With the weather playing fast and loose with what ‘summer’ looks like, it’s possible that we may get a heat wave in 2019.  If that happens, there are various groups of people who are particularly vulnerable to extremes of temperature: children, people with disabilities (eg. heat problems, breathing problems, mobility problems or are unable to take steps to protect themselves), older people, people who work outside.

General advice for everyone includes:

  • keep hydrated – water and soft drinks are preferable to alcohol, and hot drinks are OK too
  • stay indoors during the hottest part of the day (11am to 3pm)
  • take a cool bath or shower, or splash cool water onto face and wrists
  • keep indoors cool by drawing curtains, and keeping windows closed if it’s too hot outside
  • avoid intense exercise
  • plan your activities according to the weather forecast
  • use high-factor sun cream to protect your skin
  • wear loose-fitting, light-coloured, long-sleeved clothing, sunglasses and a hat, when your’e outside

 

How much sun cream to use

The BBC produced a useful article about sun cream – how much, when, etc.

  1. Use more than the ‘6 teaspoons’ that is the commonly quoted number, if you’re wearing only a swimming costume
  2. Check the expiry date before using it
  3. Reapply regularly
  4. You’ll need another pair of hands
  5. And deal with sunburn by getting out of the sun, hydrating, and moisturising.

 

Heat stroke and heat exhaustion

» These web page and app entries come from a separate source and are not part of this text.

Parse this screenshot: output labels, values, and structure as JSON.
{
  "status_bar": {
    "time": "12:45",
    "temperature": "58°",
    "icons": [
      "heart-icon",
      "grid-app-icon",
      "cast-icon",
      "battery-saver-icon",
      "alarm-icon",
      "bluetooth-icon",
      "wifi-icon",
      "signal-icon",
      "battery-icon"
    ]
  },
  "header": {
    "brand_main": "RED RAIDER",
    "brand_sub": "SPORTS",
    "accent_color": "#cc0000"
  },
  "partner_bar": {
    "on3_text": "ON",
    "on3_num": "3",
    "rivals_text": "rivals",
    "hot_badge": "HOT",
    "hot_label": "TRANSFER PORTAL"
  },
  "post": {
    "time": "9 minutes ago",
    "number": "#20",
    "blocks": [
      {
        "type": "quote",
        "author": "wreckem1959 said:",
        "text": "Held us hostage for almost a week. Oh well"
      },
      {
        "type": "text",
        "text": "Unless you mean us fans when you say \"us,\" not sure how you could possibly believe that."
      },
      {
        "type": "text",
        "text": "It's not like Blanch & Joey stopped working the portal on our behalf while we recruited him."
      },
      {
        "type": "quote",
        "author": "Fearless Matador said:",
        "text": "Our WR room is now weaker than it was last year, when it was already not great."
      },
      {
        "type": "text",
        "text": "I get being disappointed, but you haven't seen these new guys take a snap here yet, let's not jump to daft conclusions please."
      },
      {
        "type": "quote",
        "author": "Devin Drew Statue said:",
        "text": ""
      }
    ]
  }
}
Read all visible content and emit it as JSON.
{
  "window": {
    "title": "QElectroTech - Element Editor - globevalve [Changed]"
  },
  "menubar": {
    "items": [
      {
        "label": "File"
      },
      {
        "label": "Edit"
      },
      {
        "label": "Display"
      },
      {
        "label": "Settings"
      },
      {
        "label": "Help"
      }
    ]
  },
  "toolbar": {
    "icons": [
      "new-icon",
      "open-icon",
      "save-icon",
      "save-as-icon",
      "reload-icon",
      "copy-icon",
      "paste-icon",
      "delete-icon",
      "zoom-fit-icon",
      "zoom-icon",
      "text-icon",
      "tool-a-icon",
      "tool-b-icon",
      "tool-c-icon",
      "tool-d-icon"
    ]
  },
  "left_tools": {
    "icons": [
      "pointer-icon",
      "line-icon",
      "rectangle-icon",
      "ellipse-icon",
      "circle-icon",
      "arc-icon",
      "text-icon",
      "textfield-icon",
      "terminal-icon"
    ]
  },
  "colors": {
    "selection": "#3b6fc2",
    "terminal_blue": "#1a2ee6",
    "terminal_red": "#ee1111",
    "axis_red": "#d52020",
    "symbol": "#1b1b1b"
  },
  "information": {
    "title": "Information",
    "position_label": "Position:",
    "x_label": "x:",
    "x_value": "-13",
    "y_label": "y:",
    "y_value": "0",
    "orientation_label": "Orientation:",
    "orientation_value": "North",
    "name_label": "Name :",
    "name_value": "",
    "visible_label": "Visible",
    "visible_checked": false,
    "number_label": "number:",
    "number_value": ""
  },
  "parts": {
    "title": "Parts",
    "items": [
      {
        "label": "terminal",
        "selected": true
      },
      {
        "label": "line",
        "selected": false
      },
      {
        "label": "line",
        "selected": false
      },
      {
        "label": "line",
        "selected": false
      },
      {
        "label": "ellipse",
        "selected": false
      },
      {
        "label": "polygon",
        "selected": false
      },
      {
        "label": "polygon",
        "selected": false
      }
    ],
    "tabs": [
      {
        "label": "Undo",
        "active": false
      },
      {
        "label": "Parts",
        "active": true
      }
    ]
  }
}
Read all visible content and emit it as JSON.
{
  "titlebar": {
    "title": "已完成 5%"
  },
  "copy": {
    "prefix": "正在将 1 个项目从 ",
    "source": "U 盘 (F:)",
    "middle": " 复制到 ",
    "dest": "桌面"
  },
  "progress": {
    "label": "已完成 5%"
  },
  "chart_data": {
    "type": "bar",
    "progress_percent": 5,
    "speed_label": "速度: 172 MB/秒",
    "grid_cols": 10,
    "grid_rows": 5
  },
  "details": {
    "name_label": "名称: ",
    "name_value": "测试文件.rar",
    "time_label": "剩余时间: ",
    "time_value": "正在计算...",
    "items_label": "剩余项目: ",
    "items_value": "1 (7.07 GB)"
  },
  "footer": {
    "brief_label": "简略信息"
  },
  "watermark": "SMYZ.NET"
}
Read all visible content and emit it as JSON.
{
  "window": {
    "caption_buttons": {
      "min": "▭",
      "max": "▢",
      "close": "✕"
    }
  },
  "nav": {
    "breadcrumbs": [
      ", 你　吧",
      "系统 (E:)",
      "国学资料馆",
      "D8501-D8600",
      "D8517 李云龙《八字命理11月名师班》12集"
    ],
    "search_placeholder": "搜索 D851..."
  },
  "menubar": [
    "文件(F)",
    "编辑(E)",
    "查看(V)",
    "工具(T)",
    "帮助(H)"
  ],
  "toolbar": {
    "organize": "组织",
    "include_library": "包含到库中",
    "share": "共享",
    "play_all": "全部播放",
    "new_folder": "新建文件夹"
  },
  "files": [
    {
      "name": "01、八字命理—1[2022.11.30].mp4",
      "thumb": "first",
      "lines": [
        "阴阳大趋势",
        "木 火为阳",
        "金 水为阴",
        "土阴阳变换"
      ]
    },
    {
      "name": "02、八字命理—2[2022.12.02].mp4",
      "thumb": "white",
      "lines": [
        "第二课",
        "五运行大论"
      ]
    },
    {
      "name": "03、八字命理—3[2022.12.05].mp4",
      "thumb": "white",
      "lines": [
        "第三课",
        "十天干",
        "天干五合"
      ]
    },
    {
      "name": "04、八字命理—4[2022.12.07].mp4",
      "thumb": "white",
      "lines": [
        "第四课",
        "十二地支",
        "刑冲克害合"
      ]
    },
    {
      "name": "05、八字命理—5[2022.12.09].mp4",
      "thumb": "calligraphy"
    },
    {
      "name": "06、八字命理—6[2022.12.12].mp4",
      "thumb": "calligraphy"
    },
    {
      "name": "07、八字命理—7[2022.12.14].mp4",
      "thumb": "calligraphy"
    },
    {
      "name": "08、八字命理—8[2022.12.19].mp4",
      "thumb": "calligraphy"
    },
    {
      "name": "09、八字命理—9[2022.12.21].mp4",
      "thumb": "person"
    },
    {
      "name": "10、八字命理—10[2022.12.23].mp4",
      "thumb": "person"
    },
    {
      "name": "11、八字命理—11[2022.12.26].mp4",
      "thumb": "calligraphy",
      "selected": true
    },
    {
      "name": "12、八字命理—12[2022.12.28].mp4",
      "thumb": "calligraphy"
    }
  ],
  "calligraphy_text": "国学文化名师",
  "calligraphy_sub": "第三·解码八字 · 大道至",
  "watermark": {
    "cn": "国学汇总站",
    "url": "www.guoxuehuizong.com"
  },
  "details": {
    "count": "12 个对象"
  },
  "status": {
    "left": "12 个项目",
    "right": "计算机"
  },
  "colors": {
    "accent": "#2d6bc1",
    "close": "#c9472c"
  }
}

The NHS has advice regarding dealing with a heatwave, and recognising and treating heat exhaustion and heat stroke.

The signs of heat exhaustion include:

  • headache
  • dizziness and confusion
  • loss of appetite and feeling sick
  • excessive sweating and pale, clammy skin
  • cramps in the arms, legs and stomach
  • fast breathing or pulse
  • temperature of 38C or above
  • being very thirsty

Treat by cooling the person down:

  1. Move them to a cool place.
  2. Get them to lie down and raise their feet slightly.
  3. Get them to drink plenty of water. Sports or rehydration drinks are OK.
  4. Cool their skin – spray or sponge them with cool water and fan them. Cold packs around the armpits or neck are good too.

You should call 999 if the person:

  • is no better after 30 minutes
  • feels hot and dry
  • is not sweating even though they are too hot
  • has a temperature that’s risen to 40C or above
  • has rapid or shortness of breath
  • is confused
  • has a fit (seizure)
  • loses consciousness
  • is unresponsive